Impression management pressures on racial attitude surveys
For decades, researchers have expressed concern that self-report racial attitude measures are vulnerable to distortion from pressures respondents feel to present themselves as unprejudiced. A common response to this problem is to measure social desirability separately from racial attitudes and control for its variance in statistical analyses. The present study is designed to test whether such controls are sufficient. Participants rated items from both racial attitude and social desirability scales in terms of the amount of pressure they would feel to respond in a particular way regardless of their true attitudes. Participants report significantly greater response pressure on racial attitude items than on social desirability items, and ratings on the two types of items have only moderately shared variance. Implications for controlling social desirability in racial attitude research are discussed. © 2014 Western Social Science Association.

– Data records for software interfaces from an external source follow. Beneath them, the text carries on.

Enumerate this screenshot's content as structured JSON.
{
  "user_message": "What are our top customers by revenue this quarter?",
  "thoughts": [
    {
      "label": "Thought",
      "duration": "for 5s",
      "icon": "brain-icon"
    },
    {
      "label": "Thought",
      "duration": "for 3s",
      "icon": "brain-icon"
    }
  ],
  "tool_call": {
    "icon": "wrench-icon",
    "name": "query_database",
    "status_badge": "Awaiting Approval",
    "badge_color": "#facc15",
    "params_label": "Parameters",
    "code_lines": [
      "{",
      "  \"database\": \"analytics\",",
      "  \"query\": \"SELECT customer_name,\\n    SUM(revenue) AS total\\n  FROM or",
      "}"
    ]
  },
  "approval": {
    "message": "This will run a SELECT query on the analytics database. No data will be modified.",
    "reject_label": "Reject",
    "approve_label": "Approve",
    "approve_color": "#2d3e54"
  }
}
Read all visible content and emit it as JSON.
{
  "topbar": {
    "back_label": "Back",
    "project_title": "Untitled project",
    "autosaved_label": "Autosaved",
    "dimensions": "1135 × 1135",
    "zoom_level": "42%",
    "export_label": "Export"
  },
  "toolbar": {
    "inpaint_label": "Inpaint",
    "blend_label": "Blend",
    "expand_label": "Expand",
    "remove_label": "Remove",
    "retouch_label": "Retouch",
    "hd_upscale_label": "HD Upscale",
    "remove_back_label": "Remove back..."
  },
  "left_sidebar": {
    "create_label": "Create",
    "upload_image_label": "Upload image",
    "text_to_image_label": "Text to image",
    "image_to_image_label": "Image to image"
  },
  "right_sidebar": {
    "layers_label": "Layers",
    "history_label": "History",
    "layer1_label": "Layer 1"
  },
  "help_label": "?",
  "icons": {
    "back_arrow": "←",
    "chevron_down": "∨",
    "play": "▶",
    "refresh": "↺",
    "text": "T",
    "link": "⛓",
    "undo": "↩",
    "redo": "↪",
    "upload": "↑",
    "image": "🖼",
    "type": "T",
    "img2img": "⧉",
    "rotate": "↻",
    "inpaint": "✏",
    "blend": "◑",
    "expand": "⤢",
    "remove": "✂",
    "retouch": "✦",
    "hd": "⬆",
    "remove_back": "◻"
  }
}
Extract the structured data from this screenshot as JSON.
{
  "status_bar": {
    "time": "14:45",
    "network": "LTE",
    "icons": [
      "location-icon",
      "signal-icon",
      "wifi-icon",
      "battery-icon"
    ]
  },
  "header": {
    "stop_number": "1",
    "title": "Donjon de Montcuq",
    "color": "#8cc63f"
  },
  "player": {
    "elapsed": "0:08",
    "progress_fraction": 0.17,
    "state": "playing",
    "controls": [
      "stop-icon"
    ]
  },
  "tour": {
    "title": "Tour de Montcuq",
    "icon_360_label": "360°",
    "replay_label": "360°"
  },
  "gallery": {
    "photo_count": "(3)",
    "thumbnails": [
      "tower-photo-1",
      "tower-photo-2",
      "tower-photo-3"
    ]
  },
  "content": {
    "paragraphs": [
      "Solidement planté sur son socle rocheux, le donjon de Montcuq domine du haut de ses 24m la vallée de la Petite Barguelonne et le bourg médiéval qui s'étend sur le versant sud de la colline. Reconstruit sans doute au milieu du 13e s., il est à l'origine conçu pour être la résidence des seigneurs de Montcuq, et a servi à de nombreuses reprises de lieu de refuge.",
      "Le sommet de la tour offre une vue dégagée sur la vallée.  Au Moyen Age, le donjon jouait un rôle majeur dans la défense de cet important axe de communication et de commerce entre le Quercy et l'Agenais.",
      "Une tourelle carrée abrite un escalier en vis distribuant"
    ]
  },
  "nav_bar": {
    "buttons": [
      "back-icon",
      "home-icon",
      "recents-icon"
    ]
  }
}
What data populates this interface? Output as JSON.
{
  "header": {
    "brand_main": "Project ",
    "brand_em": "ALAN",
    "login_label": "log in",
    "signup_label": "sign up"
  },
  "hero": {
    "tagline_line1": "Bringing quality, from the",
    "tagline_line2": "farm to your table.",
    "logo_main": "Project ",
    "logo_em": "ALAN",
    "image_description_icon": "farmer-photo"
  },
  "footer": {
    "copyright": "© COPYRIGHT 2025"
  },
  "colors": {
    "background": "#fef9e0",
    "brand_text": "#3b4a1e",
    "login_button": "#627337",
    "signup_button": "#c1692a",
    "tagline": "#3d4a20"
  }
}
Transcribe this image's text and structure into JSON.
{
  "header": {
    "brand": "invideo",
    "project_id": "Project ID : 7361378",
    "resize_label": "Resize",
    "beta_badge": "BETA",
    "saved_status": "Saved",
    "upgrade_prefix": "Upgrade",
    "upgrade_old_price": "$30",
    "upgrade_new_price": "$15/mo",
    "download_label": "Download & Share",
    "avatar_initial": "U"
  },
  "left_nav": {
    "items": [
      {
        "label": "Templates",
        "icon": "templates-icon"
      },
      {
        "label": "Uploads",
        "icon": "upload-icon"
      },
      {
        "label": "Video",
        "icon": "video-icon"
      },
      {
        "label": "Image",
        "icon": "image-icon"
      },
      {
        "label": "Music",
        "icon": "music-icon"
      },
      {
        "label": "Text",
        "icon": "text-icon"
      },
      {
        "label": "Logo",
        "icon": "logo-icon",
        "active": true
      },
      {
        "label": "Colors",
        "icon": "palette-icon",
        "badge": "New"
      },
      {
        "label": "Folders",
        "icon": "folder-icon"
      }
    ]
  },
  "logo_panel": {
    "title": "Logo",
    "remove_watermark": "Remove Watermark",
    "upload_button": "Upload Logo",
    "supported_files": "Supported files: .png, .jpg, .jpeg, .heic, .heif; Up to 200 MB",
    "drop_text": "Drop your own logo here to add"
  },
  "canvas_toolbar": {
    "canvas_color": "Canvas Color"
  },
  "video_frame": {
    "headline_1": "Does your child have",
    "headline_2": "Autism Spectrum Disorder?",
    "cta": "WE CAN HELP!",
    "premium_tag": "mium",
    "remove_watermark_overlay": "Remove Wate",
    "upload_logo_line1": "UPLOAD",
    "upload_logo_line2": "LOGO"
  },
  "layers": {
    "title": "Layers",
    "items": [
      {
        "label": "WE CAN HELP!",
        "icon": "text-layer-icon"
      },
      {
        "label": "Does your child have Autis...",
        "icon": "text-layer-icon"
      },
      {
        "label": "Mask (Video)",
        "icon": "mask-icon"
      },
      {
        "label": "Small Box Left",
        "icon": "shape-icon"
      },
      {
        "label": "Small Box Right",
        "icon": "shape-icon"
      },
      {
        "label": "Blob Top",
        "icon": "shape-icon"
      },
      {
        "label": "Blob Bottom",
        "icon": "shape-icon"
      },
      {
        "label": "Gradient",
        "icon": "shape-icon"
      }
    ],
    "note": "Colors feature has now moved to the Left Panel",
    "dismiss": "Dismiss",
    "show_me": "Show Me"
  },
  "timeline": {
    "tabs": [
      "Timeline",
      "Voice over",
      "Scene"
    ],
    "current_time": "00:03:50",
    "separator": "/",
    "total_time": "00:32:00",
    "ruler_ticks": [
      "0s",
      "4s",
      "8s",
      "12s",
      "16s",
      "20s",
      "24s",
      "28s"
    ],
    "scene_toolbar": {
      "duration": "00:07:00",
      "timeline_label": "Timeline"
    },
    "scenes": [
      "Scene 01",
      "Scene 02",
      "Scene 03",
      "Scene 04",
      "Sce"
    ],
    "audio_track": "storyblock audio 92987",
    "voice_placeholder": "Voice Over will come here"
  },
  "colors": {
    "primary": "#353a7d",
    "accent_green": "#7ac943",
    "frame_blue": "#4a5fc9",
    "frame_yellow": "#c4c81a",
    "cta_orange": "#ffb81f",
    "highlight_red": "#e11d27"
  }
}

Social Science Journal
Holmes, Jeffrey D., "Impression management pressures on racial attitude surveys" (2014). Faculty Articles Indexed in Scopus. 901.